═══ Provided records ═══

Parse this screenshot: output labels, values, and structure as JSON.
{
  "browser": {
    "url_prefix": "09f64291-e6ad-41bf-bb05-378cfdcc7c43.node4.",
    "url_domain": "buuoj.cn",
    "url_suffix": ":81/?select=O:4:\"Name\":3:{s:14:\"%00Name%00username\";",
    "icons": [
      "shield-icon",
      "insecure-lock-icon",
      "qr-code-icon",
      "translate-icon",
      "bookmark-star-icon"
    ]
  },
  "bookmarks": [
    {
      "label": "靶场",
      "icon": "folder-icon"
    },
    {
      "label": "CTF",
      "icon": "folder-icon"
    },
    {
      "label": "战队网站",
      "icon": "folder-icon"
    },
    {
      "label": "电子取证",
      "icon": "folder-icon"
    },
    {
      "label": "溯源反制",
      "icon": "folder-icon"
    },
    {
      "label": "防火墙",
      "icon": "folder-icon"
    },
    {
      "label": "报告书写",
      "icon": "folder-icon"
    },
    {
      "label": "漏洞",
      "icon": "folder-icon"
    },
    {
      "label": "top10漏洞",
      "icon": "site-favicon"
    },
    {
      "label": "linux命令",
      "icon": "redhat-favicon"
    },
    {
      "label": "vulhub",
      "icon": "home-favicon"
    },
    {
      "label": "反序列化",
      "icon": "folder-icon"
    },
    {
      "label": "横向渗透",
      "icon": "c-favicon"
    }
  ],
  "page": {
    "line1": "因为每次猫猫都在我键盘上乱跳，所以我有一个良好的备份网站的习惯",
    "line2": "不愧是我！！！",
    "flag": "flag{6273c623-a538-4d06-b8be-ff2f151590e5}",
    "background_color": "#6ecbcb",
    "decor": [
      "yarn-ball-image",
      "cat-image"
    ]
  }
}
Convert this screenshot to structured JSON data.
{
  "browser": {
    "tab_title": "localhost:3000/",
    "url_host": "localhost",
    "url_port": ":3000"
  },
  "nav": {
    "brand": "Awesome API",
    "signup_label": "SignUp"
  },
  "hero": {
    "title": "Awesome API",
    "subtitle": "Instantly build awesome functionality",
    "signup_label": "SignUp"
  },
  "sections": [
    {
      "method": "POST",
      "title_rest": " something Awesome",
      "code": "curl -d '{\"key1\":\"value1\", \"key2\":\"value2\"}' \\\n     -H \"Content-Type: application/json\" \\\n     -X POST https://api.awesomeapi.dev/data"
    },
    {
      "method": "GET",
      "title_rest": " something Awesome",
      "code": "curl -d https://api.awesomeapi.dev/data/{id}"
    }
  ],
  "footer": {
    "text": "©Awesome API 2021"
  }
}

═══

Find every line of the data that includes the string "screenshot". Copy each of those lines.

Parse this screenshot: output labels, values, and structure as JSON.
Convert this screenshot to structured JSON data.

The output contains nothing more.